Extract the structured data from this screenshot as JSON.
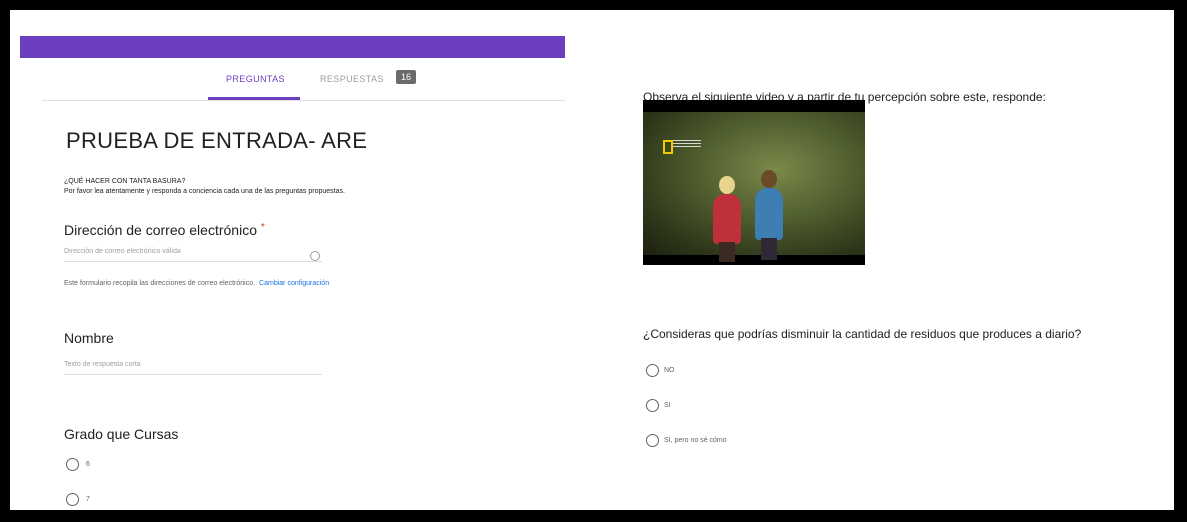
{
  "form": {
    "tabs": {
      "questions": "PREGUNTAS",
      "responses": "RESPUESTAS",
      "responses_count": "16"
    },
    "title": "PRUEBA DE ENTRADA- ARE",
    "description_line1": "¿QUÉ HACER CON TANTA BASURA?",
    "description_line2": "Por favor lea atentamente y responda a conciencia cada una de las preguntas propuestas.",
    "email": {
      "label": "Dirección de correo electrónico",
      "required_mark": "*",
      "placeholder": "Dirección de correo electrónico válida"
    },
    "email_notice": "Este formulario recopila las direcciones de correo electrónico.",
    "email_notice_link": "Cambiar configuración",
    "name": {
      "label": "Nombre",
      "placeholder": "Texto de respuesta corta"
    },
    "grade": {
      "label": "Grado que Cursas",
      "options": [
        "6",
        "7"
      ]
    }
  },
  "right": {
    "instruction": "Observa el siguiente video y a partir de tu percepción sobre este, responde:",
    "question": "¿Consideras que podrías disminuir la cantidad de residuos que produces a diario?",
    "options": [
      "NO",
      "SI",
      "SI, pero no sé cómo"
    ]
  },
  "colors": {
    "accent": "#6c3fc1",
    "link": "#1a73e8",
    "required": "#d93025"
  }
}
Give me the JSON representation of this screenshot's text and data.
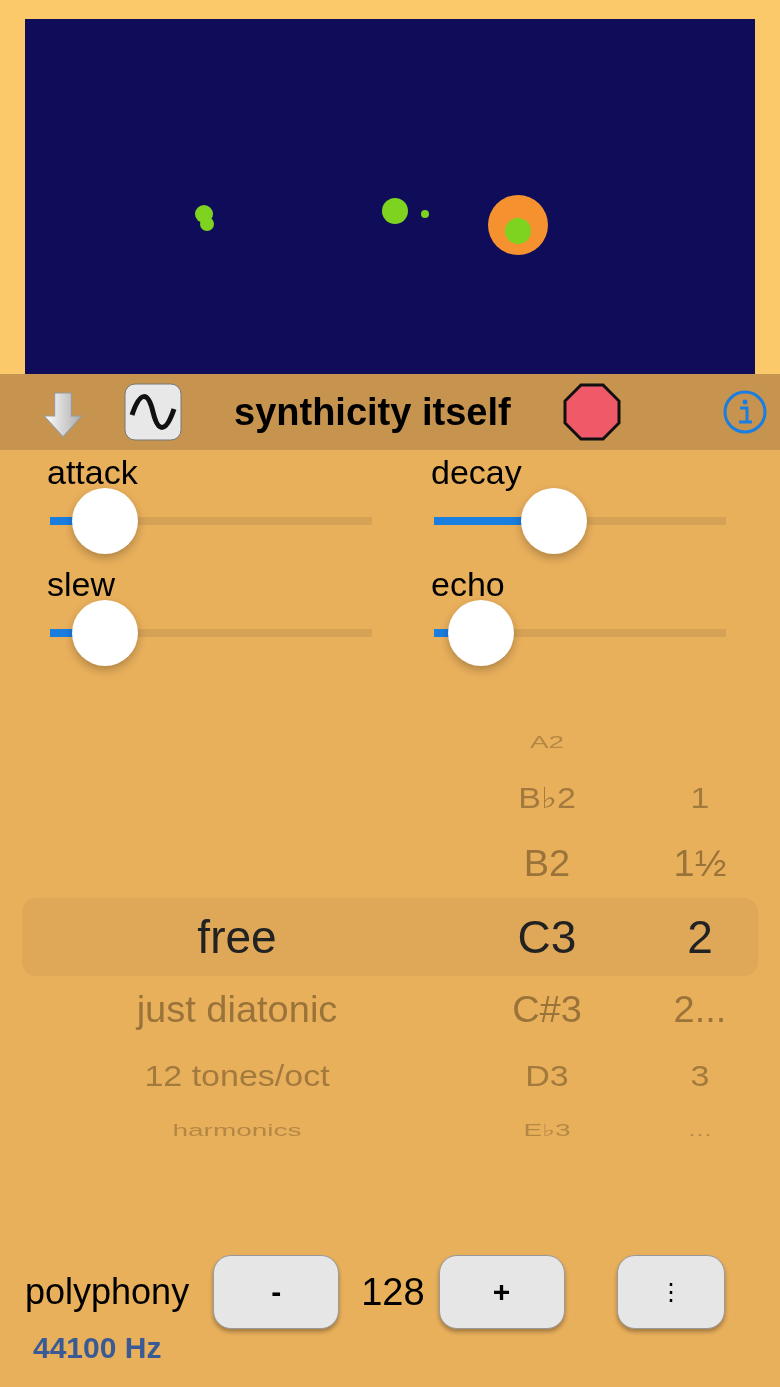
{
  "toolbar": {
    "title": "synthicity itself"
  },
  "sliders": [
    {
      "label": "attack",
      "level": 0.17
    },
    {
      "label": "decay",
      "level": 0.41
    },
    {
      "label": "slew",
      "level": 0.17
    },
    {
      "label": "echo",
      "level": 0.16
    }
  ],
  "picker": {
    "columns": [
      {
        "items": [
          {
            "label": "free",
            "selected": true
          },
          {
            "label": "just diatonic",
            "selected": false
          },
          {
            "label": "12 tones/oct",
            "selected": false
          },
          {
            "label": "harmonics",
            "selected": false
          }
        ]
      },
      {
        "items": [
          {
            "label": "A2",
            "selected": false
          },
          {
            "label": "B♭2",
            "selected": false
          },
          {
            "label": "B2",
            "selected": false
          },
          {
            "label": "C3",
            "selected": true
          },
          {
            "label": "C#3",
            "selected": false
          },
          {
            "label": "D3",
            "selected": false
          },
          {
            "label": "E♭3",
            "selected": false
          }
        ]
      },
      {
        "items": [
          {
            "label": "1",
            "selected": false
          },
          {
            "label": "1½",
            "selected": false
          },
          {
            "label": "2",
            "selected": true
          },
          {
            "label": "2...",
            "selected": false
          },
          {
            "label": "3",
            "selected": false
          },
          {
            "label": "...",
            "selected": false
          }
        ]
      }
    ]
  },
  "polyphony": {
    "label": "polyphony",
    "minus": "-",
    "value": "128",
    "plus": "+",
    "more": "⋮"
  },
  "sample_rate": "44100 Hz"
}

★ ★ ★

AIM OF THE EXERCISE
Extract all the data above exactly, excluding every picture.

WORKED SOLUTION
Extract the structured data from this screenshot as JSON.
{
  "form": {
    "tabs": {
      "questions": "PREGUNTAS",
      "responses": "RESPUESTAS",
      "responses_count": "16"
    },
    "title": "PRUEBA DE ENTRADA- ARE",
    "description_line1": "¿QUÉ HACER CON TANTA BASURA?",
    "description_line2": "Por favor lea atentamente y responda a conciencia cada una de las preguntas propuestas.",
    "email": {
      "label": "Dirección de correo electrónico",
      "required_mark": "*",
      "placeholder": "Dirección de correo electrónico válida"
    },
    "email_notice": "Este formulario recopila las direcciones de correo electrónico.",
    "email_notice_link": "Cambiar configuración",
    "name": {
      "label": "Nombre",
      "placeholder": "Texto de respuesta corta"
    },
    "grade": {
      "label": "Grado que Cursas",
      "options": [
        "6",
        "7"
      ]
    }
  },
  "right": {
    "instruction": "Observa el siguiente video y a partir de tu percepción sobre este, responde:",
    "question": "¿Consideras que podrías disminuir la cantidad de residuos que produces a diario?",
    "options": [
      "NO",
      "SI",
      "SI, pero no sé cómo"
    ]
  },
  "colors": {
    "accent": "#6c3fc1",
    "link": "#1a73e8",
    "required": "#d93025"
  }
}
Give me the JSON representation of this screenshot's text and data.
{
  "toolbar": {
    "title": "synthicity itself"
  },
  "sliders": [
    {
      "label": "attack",
      "level": 0.17
    },
    {
      "label": "decay",
      "level": 0.41
    },
    {
      "label": "slew",
      "level": 0.17
    },
    {
      "label": "echo",
      "level": 0.16
    }
  ],
  "picker": {
    "columns": [
      {
        "items": [
          {
            "label": "free",
            "selected": true
          },
          {
            "label": "just diatonic",
            "selected": false
          },
          {
            "label": "12 tones/oct",
            "selected": false
          },
          {
            "label": "harmonics",
            "selected": false
          }
        ]
      },
      {
        "items": [
          {
            "label": "A2",
            "selected": false
          },
          {
            "label": "B♭2",
            "selected": false
          },
          {
            "label": "B2",
            "selected": false
          },
          {
            "label": "C3",
            "selected": true
          },
          {
            "label": "C#3",
            "selected": false
          },
          {
            "label": "D3",
            "selected": false
          },
          {
            "label": "E♭3",
            "selected": false
          }
        ]
      },
      {
        "items": [
          {
            "label": "1",
            "selected": false
          },
          {
            "label": "1½",
            "selected": false
          },
          {
            "label": "2",
            "selected": true
          },
          {
            "label": "2...",
            "selected": false
          },
          {
            "label": "3",
            "selected": false
          },
          {
            "label": "...",
            "selected": false
          }
        ]
      }
    ]
  },
  "polyphony": {
    "label": "polyphony",
    "minus": "-",
    "value": "128",
    "plus": "+",
    "more": "⋮"
  },
  "sample_rate": "44100 Hz"
}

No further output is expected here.